The online-dating site had gone live that same year, and Gary Kremen, the founder and CEO, was slotted to speak. The next day, Kremen came into the office in a tie-dyed shirt, wanted to do the interview from a brightly colored bean bag chair, and shocked everyone in the room when he said to the camera, "Match.
Today, Match is the undisputed leader of online dating. According to Internet data provider comScore , Match attracts more people than any other dating site in the U. And early this year, it announced the acquisition of OkCupid, one of the fastest-growing free dating sites. Incredibly, however, Kremen has no ties to the Match brand today. He started the site at the age of 30 and left merely two years later. A Chicago native, Kremen attended Northwestern University and graduated from Stanford business school in His former colleagues describe him as a high-energy visionary.
Advertisement "Tenacious is the first word that comes to mind," says Thede Loder, a Match engineer from - And Ron Posner, one of the first angel investors in Match, said that Kremen in was "very innovative, very sure of himself He is a big Grateful Dead fan— he attended 50 of their concerts.
He's notorious in Silicon Valley as "sort of a wild man," according to Thede Loder. His availability for phone conversations rarely exceeds six or seven minutes. Between his two years at Stanford, he had a summer internship at Goldman Sachs and was so disruptive that, just three weeks into the program, a Goldman partner offered to buy out the rest of Kremen's internship if Kremen promised to quit on the spot and return to San Francisco.
Kremen took his first stab at entrepreneurship after graduating from Stanford, launching two software companies. But his own search for a woman led him to a larger business opportunity in He found the number services inefficient, and one day it hit him: By May , Kremen owned Match.
Advertisement Kremen founded Electric Classifies, Inc. ECI in to realize his vision of an online personals database. In his pitch to get investor funding, he positioned Match as the first online classifieds site he would launch, soon to be followed by other, more traditional online classifieds such as jobs, housing, and cars.

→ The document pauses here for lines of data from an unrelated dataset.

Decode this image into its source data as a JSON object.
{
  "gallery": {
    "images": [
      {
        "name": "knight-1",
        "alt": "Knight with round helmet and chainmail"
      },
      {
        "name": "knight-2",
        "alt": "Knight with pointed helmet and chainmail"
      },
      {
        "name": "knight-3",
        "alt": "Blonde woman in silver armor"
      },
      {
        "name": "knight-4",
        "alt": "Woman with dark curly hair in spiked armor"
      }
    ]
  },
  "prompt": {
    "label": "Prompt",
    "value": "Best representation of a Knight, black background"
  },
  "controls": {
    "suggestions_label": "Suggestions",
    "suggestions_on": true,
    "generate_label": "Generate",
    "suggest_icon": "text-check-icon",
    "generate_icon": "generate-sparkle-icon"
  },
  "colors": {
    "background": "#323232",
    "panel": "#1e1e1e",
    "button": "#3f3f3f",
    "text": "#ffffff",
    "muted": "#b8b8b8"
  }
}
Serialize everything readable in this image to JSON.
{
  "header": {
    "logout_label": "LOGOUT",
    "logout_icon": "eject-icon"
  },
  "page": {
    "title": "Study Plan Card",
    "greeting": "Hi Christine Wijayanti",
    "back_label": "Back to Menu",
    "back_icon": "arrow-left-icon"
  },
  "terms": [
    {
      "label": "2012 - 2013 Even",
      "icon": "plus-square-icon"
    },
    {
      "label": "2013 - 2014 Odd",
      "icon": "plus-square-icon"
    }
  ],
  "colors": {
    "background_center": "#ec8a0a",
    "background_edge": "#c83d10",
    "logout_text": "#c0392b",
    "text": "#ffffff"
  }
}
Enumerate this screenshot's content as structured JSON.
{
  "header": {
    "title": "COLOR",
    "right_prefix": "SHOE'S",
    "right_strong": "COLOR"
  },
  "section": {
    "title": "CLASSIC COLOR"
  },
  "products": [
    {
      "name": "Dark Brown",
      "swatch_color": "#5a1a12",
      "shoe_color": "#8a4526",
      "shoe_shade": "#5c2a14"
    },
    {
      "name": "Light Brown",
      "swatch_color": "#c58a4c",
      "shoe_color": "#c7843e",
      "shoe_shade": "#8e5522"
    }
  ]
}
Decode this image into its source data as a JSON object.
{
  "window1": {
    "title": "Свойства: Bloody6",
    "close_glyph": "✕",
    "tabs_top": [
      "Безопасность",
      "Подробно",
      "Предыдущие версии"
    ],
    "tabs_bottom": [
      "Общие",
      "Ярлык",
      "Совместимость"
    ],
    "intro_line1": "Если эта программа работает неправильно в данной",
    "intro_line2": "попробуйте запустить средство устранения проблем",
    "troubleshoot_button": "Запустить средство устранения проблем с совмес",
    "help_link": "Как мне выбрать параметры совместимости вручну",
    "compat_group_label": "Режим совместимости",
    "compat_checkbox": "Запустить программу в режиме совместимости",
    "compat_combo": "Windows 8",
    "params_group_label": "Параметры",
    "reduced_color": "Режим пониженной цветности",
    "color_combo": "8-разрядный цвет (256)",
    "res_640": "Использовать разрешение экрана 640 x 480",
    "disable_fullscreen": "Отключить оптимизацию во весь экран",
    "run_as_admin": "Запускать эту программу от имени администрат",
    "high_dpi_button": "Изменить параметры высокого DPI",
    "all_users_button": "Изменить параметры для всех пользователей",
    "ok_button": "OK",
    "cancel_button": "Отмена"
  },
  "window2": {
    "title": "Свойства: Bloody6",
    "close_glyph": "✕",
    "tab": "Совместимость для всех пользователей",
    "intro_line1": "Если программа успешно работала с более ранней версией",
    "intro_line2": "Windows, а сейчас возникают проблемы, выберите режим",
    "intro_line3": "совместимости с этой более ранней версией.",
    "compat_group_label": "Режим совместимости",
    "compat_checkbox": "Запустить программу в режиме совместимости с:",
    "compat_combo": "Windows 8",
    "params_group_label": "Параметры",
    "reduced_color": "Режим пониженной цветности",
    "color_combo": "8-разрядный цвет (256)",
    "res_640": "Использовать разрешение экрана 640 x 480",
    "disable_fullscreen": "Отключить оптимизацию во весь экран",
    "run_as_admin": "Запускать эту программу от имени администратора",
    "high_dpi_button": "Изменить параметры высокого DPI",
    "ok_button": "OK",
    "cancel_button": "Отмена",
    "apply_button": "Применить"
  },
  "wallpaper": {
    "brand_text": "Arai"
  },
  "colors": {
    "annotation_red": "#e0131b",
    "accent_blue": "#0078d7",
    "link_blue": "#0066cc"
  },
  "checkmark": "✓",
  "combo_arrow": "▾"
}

He wanted to launch Match first because it was a sexier category; he thought it would attract more "eyeballs. Match went live in April ; it was among the first few online-dating sites to launch on the web. Match grew rapidly in the year of its inception; at one point traffic was ballooning by percent per day. Kremen was successfully realizing the marketing vision he had since day one: He was spending every waking hour working on the site, but a rift began to form in the board room.
The first point of contention was the business model. But Kremen lost faith in this strategy when he saw how slowly newspapers' operations moved. The board also disliked the personals category. According to Fran Maier, "There was a lot of snobbery among the board and the management team. It was like, 'Oh, this is yucky. This is personals, this is numbers. The founder once publicly fired an administrative assistant who refused to work seven days per week.
To build the Match staff, Kremen was hiring mostly 23 to year-olds who didn't have as much experience as the board would have liked. After butting heads once too often, the V. The board's next step was to find a new CEO, but their search was ill- fated from the start. Richard Neustadt, the first candidate, was "a great, salt-of- the-earth guy," according to Kremen.
Kremen liked Neustadt even though the newcomer was taking his former job. But tragedy soon struck. The next two CEOs the V. Then the board made a billion-dollar mistake. Deepak Kamra, the lead V. He had strongly opposed the sale, but the board outvoted him on the decision.
It took me some time to let go," he said in a interview. The VCs had let go of a gold mine. He retained stock in ECI, but that eventually became worthless, as the company went out of business in after continuing to pursue the flawed business model of providing back-end technology to newspapers. The loss of Match crushed Kremen emotionally, but it taught him a lesson that has shaped the rest of his career. He realized he's not a natural manager; he's an idea man with a knack for spotting trends before they fully form.
He remains obsessed with technology start-ups, but he knows his best chance of success lies in letting others lead the companies he invests in or founds. He founded it in to serve homeowners interested in installing solar panels. Advertisement And Kremen is ramping up another company he founded called Sociogramics, which he won't say much about, other than that it will use social media data to help people get loans and develop financial literacy.
According to his former Match colleagues, Kremen has matured significantly since the mids. That's not to say he has shed his quirkiness—to this day, his voicemail greeting says, "Hi, you've reached Gary Kremen. Please leave positive news after the beep, and negative news before the beep. And he's not stopping anytime soon.